That being said, you won't have to wait as long for the next one, which will come in 2023. As for how often it occurs, it just depends on Leap Years and our good old friend the Gregorian calendar; we can go anywhere from five and eleven years between October, Friday the 13ths. (For future reference, in case you like to plan your memes ahead: the next few are 2023, 2028, 2034, 2045, 2051, 2056, 2062, 2073, 2079, 2084, and 2090. If you manage to live longer than that, don't @ me, because I personally plan on dying of butter consumption long before then.)

But why, exactly, is it so spooky to have Friday the 13th happen in October than any other month? It's not just because it's rare — it's because one of the more popularly documented origins of the superstition took place on October, Friday the 13th.

A medieval society known as the Knights Templar were arrested on Friday, October 13, 1307 by French King Philip IV; the Knights Templar, a group of mostly unmarried men, were paid handsomely by Christian pilgrims for their protection during the crusades. Apparently they amassed enough of a fortune that when King Philip IV was low on funds himself, he initiated the arrest of hundreds of them on the grounds of heresy, which is — well — bad luck if you're one of the Knights Templar.

This didn't stop people from theorizing that the knights were actually involved in shenanigans within the church, or they discovered legendary treasure, and all sorts of far more interesting fates. But despite their unfortunate arrests and the timing, more documented incidents of that particular Friday the 13th being an "unlucky" day didn't really start to stick until the 20th century, when authors began to reference it in their works (most notably The Iron King in 1955, and The Da Vinci Code in 2003). From there, the idea of October, Friday the 13th being a super spooky day instead of just a baseline spooky one seemed to take on a life of its own.

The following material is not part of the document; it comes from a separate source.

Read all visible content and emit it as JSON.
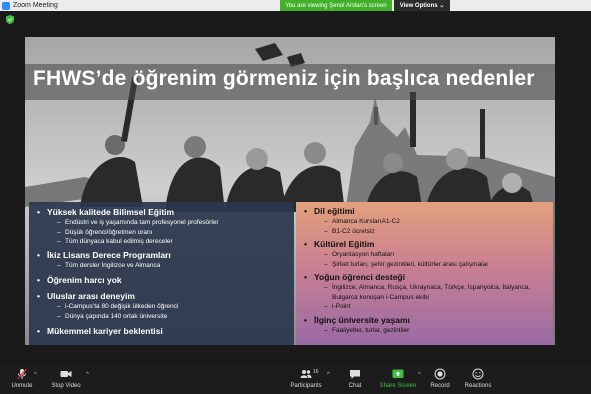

Friday the 13th may have been causing unease long before that particular one in October, though, because in Western superstition, both the number 13 and Fridays are considered historically unlucky; some people theorize that it may hark back to the Bible, as 13 people were at the Last Supper, and Jesus died on Good Friday.

As for the October factor, Knights Templar aside, October itself is a known ~spooky month~. A lot of the things we associate with Friday the 13th — superstition, magic, black cats (which are pure and good and must be protected) — we also associate with Halloween. It's kind of a psychological double whammy considering that alone; when you put the 11 year wait from the last one into the mix, it's no wonder people are more hyped about this particular Friday the 13th than they have been over others in recent past.

Whether or not you choose to acknowledge Friday the 13th this year, stay safe, y'all — and try not to let any French kings rob you of the cold, hard cash you pillaged and protected for.